Stored items from a collection:
<<<<

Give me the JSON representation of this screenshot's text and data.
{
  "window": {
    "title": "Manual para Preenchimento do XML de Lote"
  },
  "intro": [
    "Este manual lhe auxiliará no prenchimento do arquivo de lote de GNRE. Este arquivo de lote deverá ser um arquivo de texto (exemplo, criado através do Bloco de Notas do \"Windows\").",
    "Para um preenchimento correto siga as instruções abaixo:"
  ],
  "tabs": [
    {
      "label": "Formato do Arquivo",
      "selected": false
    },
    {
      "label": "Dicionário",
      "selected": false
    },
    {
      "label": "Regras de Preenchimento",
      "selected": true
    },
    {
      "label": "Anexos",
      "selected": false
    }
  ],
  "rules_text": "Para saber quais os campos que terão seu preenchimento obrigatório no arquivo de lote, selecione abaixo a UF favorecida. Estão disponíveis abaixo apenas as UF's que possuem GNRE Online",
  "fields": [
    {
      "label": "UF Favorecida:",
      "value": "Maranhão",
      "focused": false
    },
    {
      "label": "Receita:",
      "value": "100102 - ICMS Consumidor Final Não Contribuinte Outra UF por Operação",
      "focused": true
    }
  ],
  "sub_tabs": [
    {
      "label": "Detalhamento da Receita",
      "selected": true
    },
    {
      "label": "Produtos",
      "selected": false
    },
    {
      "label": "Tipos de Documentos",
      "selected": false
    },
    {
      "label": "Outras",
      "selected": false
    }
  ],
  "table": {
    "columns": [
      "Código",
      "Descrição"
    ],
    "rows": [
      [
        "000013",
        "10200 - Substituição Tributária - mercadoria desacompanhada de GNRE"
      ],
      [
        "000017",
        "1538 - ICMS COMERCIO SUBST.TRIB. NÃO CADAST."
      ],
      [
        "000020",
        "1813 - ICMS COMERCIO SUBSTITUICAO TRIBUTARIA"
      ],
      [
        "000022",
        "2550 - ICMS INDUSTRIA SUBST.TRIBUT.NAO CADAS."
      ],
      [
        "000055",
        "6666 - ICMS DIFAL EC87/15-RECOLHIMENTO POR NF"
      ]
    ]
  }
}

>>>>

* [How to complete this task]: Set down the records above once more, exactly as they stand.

* [Exercise result]:
Give me the JSON representation of this screenshot's text and data.
{
  "window": {
    "title": "Manual para Preenchimento do XML de Lote"
  },
  "intro": [
    "Este manual lhe auxiliará no prenchimento do arquivo de lote de GNRE. Este arquivo de lote deverá ser um arquivo de texto (exemplo, criado através do Bloco de Notas do \"Windows\").",
    "Para um preenchimento correto siga as instruções abaixo:"
  ],
  "tabs": [
    {
      "label": "Formato do Arquivo",
      "selected": false
    },
    {
      "label": "Dicionário",
      "selected": false
    },
    {
      "label": "Regras de Preenchimento",
      "selected": true
    },
    {
      "label": "Anexos",
      "selected": false
    }
  ],
  "rules_text": "Para saber quais os campos que terão seu preenchimento obrigatório no arquivo de lote, selecione abaixo a UF favorecida. Estão disponíveis abaixo apenas as UF's que possuem GNRE Online",
  "fields": [
    {
      "label": "UF Favorecida:",
      "value": "Maranhão",
      "focused": false
    },
    {
      "label": "Receita:",
      "value": "100102 - ICMS Consumidor Final Não Contribuinte Outra UF por Operação",
      "focused": true
    }
  ],
  "sub_tabs": [
    {
      "label": "Detalhamento da Receita",
      "selected": true
    },
    {
      "label": "Produtos",
      "selected": false
    },
    {
      "label": "Tipos de Documentos",
      "selected": false
    },
    {
      "label": "Outras",
      "selected": false
    }
  ],
  "table": {
    "columns": [
      "Código",
      "Descrição"
    ],
    "rows": [
      [
        "000013",
        "10200 - Substituição Tributária - mercadoria desacompanhada de GNRE"
      ],
      [
        "000017",
        "1538 - ICMS COMERCIO SUBST.TRIB. NÃO CADAST."
      ],
      [
        "000020",
        "1813 - ICMS COMERCIO SUBSTITUICAO TRIBUTARIA"
      ],
      [
        "000022",
        "2550 - ICMS INDUSTRIA SUBST.TRIBUT.NAO CADAS."
      ],
      [
        "000055",
        "6666 - ICMS DIFAL EC87/15-RECOLHIMENTO POR NF"
      ]
    ]
  }
}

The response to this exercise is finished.